• _Task requirements_:
The answer should be each line of the records that contains the word "resources"; please copy them all.
- - -
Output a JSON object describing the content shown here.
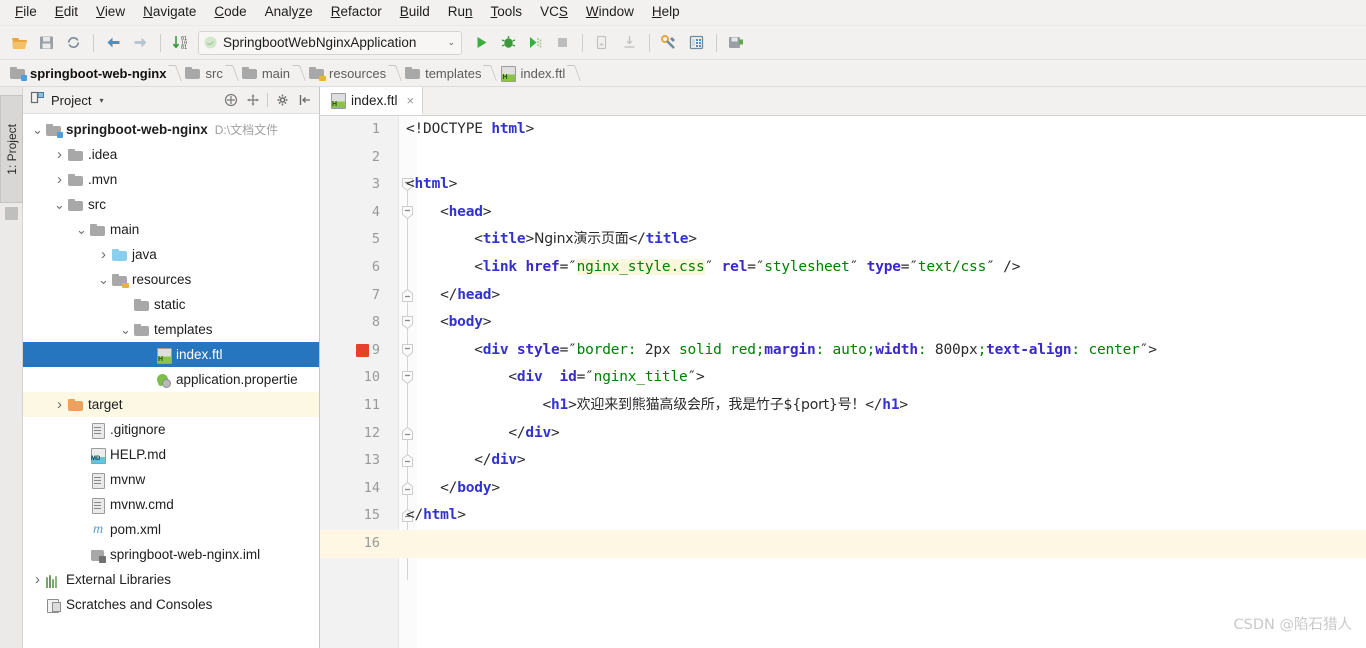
{
  "menubar": {
    "items": [
      {
        "label": "File",
        "mnemonic": "F"
      },
      {
        "label": "Edit",
        "mnemonic": "E"
      },
      {
        "label": "View",
        "mnemonic": "V"
      },
      {
        "label": "Navigate",
        "mnemonic": "N"
      },
      {
        "label": "Code",
        "mnemonic": "C"
      },
      {
        "label": "Analyze",
        "mnemonic": "z"
      },
      {
        "label": "Refactor",
        "mnemonic": "R"
      },
      {
        "label": "Build",
        "mnemonic": "B"
      },
      {
        "label": "Run",
        "mnemonic": "n"
      },
      {
        "label": "Tools",
        "mnemonic": "T"
      },
      {
        "label": "VCS",
        "mnemonic": "S"
      },
      {
        "label": "Window",
        "mnemonic": "W"
      },
      {
        "label": "Help",
        "mnemonic": "H"
      }
    ]
  },
  "toolbar": {
    "left_icons": [
      "open-folder-icon",
      "save-all-icon",
      "sync-icon"
    ],
    "nav_icons": [
      "back-arrow-icon",
      "forward-arrow-icon"
    ],
    "sort_icon": "sort-numeric-icon",
    "run_config": {
      "name": "SpringbootWebNginxApplication",
      "icon": "spring-boot-icon",
      "arrow": "⌄"
    },
    "right_icons": [
      "run-icon",
      "debug-icon",
      "run-with-coverage-icon",
      "stop-icon",
      "attach-profiler-icon",
      "attach-debugger-icon",
      "settings-wrench-icon",
      "database-icon",
      "save-deploy-icon"
    ]
  },
  "breadcrumb": {
    "items": [
      {
        "label": "springboot-web-nginx",
        "icon": "module-folder-icon"
      },
      {
        "label": "src",
        "icon": "folder-icon"
      },
      {
        "label": "main",
        "icon": "folder-icon"
      },
      {
        "label": "resources",
        "icon": "resources-folder-icon"
      },
      {
        "label": "templates",
        "icon": "folder-icon"
      },
      {
        "label": "index.ftl",
        "icon": "ftl-file-icon"
      }
    ]
  },
  "left_strip": {
    "project_tab": "1: Project",
    "structure_icon": "structure-icon"
  },
  "project_panel": {
    "title": "Project",
    "title_icon": "project-view-icon",
    "caret": "▾",
    "actions": [
      {
        "name": "collapse-all-icon"
      },
      {
        "name": "scroll-from-source-icon"
      },
      {
        "name": "settings-gear-icon"
      },
      {
        "name": "hide-panel-icon"
      }
    ],
    "tree": [
      {
        "label": "springboot-web-nginx",
        "path": "D:\\文档文件",
        "indent": 0,
        "arrow": "expanded",
        "icon": "module-folder-icon",
        "bold": true,
        "state": "normal"
      },
      {
        "label": ".idea",
        "indent": 1,
        "arrow": "collapsed",
        "icon": "folder-icon",
        "state": "normal"
      },
      {
        "label": ".mvn",
        "indent": 1,
        "arrow": "collapsed",
        "icon": "folder-icon",
        "state": "normal"
      },
      {
        "label": "src",
        "indent": 1,
        "arrow": "expanded",
        "icon": "folder-icon",
        "state": "normal"
      },
      {
        "label": "main",
        "indent": 2,
        "arrow": "expanded",
        "icon": "folder-icon",
        "state": "normal"
      },
      {
        "label": "java",
        "indent": 3,
        "arrow": "collapsed",
        "icon": "sources-folder-icon",
        "state": "normal"
      },
      {
        "label": "resources",
        "indent": 3,
        "arrow": "expanded",
        "icon": "resources-folder-icon",
        "state": "normal"
      },
      {
        "label": "static",
        "indent": 4,
        "arrow": "none",
        "icon": "folder-icon",
        "state": "normal"
      },
      {
        "label": "templates",
        "indent": 4,
        "arrow": "expanded",
        "icon": "folder-icon",
        "state": "normal"
      },
      {
        "label": "index.ftl",
        "indent": 5,
        "arrow": "none",
        "icon": "ftl-file-icon",
        "state": "selected"
      },
      {
        "label": "application.propertie",
        "indent": 5,
        "arrow": "none",
        "icon": "properties-file-icon",
        "state": "normal"
      },
      {
        "label": "target",
        "indent": 1,
        "arrow": "collapsed",
        "icon": "target-folder-icon",
        "state": "highlighted"
      },
      {
        "label": ".gitignore",
        "indent": 2,
        "arrow": "none",
        "icon": "text-file-icon",
        "state": "normal"
      },
      {
        "label": "HELP.md",
        "indent": 2,
        "arrow": "none",
        "icon": "markdown-file-icon",
        "state": "normal"
      },
      {
        "label": "mvnw",
        "indent": 2,
        "arrow": "none",
        "icon": "text-file-icon",
        "state": "normal"
      },
      {
        "label": "mvnw.cmd",
        "indent": 2,
        "arrow": "none",
        "icon": "text-file-icon",
        "state": "normal"
      },
      {
        "label": "pom.xml",
        "indent": 2,
        "arrow": "none",
        "icon": "maven-file-icon",
        "state": "normal"
      },
      {
        "label": "springboot-web-nginx.iml",
        "indent": 2,
        "arrow": "none",
        "icon": "iml-file-icon",
        "state": "normal"
      },
      {
        "label": "External Libraries",
        "indent": 0,
        "arrow": "collapsed",
        "icon": "libraries-icon",
        "state": "normal"
      },
      {
        "label": "Scratches and Consoles",
        "indent": 0,
        "arrow": "none",
        "icon": "scratches-icon",
        "state": "normal"
      }
    ]
  },
  "editor": {
    "tabs": [
      {
        "label": "index.ftl",
        "icon": "ftl-file-icon",
        "close": "×",
        "active": true
      }
    ],
    "current_line": 16,
    "breakpoint_line": 9,
    "lines": [
      {
        "n": 1,
        "fold": "none",
        "tokens": [
          {
            "t": "<!DOCTYPE ",
            "c": "plain"
          },
          {
            "t": "html",
            "c": "tagnm"
          },
          {
            "t": ">",
            "c": "tagbr"
          }
        ]
      },
      {
        "n": 2,
        "fold": "none",
        "tokens": []
      },
      {
        "n": 3,
        "fold": "open",
        "tokens": [
          {
            "t": "<",
            "c": "tagbr"
          },
          {
            "t": "html",
            "c": "tagnm"
          },
          {
            "t": ">",
            "c": "tagbr"
          }
        ]
      },
      {
        "n": 4,
        "fold": "open",
        "indent": 4,
        "tokens": [
          {
            "t": "<",
            "c": "tagbr"
          },
          {
            "t": "head",
            "c": "tagnm"
          },
          {
            "t": ">",
            "c": "tagbr"
          }
        ]
      },
      {
        "n": 5,
        "fold": "none",
        "indent": 8,
        "tokens": [
          {
            "t": "<",
            "c": "tagbr"
          },
          {
            "t": "title",
            "c": "tagnm"
          },
          {
            "t": ">",
            "c": "tagbr"
          },
          {
            "t": "Nginx演示页面",
            "c": "cn"
          },
          {
            "t": "</",
            "c": "tagbr"
          },
          {
            "t": "title",
            "c": "tagnm"
          },
          {
            "t": ">",
            "c": "tagbr"
          }
        ]
      },
      {
        "n": 6,
        "fold": "none",
        "indent": 8,
        "tokens": [
          {
            "t": "<",
            "c": "tagbr"
          },
          {
            "t": "link ",
            "c": "tagnm"
          },
          {
            "t": "href",
            "c": "attr"
          },
          {
            "t": "=″",
            "c": "eq"
          },
          {
            "t": "nginx_style.css",
            "c": "valhl"
          },
          {
            "t": "″ ",
            "c": "eq"
          },
          {
            "t": "rel",
            "c": "attr"
          },
          {
            "t": "=″",
            "c": "eq"
          },
          {
            "t": "stylesheet",
            "c": "val"
          },
          {
            "t": "″ ",
            "c": "eq"
          },
          {
            "t": "type",
            "c": "attr"
          },
          {
            "t": "=″",
            "c": "eq"
          },
          {
            "t": "text/css",
            "c": "val"
          },
          {
            "t": "″ ",
            "c": "eq"
          },
          {
            "t": "/>",
            "c": "tagbr"
          }
        ]
      },
      {
        "n": 7,
        "fold": "close",
        "indent": 4,
        "tokens": [
          {
            "t": "</",
            "c": "tagbr"
          },
          {
            "t": "head",
            "c": "tagnm"
          },
          {
            "t": ">",
            "c": "tagbr"
          }
        ]
      },
      {
        "n": 8,
        "fold": "open",
        "indent": 4,
        "tokens": [
          {
            "t": "<",
            "c": "tagbr"
          },
          {
            "t": "body",
            "c": "tagnm"
          },
          {
            "t": ">",
            "c": "tagbr"
          }
        ]
      },
      {
        "n": 9,
        "fold": "open",
        "indent": 8,
        "tokens": [
          {
            "t": "<",
            "c": "tagbr"
          },
          {
            "t": "div ",
            "c": "tagnm"
          },
          {
            "t": "style",
            "c": "attr"
          },
          {
            "t": "=″",
            "c": "eq"
          },
          {
            "t": "border: ",
            "c": "val"
          },
          {
            "t": "2px",
            "c": "num"
          },
          {
            "t": " solid red;",
            "c": "val"
          },
          {
            "t": "margin",
            "c": "attr"
          },
          {
            "t": ": auto;",
            "c": "val"
          },
          {
            "t": "width",
            "c": "attr"
          },
          {
            "t": ": ",
            "c": "val"
          },
          {
            "t": "800px",
            "c": "num"
          },
          {
            "t": ";",
            "c": "val"
          },
          {
            "t": "text-align",
            "c": "attr"
          },
          {
            "t": ": center",
            "c": "val"
          },
          {
            "t": "″",
            "c": "eq"
          },
          {
            "t": ">",
            "c": "tagbr"
          }
        ]
      },
      {
        "n": 10,
        "fold": "open",
        "indent": 12,
        "tokens": [
          {
            "t": "<",
            "c": "tagbr"
          },
          {
            "t": "div ",
            "c": "tagnm"
          },
          {
            "t": " ",
            "c": "plain"
          },
          {
            "t": "id",
            "c": "attr"
          },
          {
            "t": "=″",
            "c": "eq"
          },
          {
            "t": "nginx_title",
            "c": "val"
          },
          {
            "t": "″",
            "c": "eq"
          },
          {
            "t": ">",
            "c": "tagbr"
          }
        ]
      },
      {
        "n": 11,
        "fold": "none",
        "indent": 16,
        "tokens": [
          {
            "t": "<",
            "c": "tagbr"
          },
          {
            "t": "h1",
            "c": "tagnm"
          },
          {
            "t": ">",
            "c": "tagbr"
          },
          {
            "t": "欢迎来到熊猫高级会所，我是竹子${port}号！",
            "c": "cn"
          },
          {
            "t": "</",
            "c": "tagbr"
          },
          {
            "t": "h1",
            "c": "tagnm"
          },
          {
            "t": ">",
            "c": "tagbr"
          }
        ]
      },
      {
        "n": 12,
        "fold": "close",
        "indent": 12,
        "tokens": [
          {
            "t": "</",
            "c": "tagbr"
          },
          {
            "t": "div",
            "c": "tagnm"
          },
          {
            "t": ">",
            "c": "tagbr"
          }
        ]
      },
      {
        "n": 13,
        "fold": "close",
        "indent": 8,
        "tokens": [
          {
            "t": "</",
            "c": "tagbr"
          },
          {
            "t": "div",
            "c": "tagnm"
          },
          {
            "t": ">",
            "c": "tagbr"
          }
        ]
      },
      {
        "n": 14,
        "fold": "close",
        "indent": 4,
        "tokens": [
          {
            "t": "</",
            "c": "tagbr"
          },
          {
            "t": "body",
            "c": "tagnm"
          },
          {
            "t": ">",
            "c": "tagbr"
          }
        ]
      },
      {
        "n": 15,
        "fold": "close",
        "indent": 0,
        "tokens": [
          {
            "t": "</",
            "c": "tagbr"
          },
          {
            "t": "html",
            "c": "tagnm"
          },
          {
            "t": ">",
            "c": "tagbr"
          }
        ]
      },
      {
        "n": 16,
        "fold": "none",
        "indent": 0,
        "tokens": []
      }
    ]
  },
  "watermark": "CSDN @陷石猎人",
  "colors": {
    "selection_blue": "#2675bf",
    "breakpoint_red": "#e5412c",
    "current_line": "#fdf7e3",
    "tag_name": "#3232d0",
    "attribute": "#3a29c9",
    "string_value": "#008000",
    "toolbar_bg": "#f2f1f0"
  }
}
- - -
• _Response_:
        "label": "resources",
        "icon": "resources-folder-icon"
        "label": "resources",
        "icon": "resources-folder-icon",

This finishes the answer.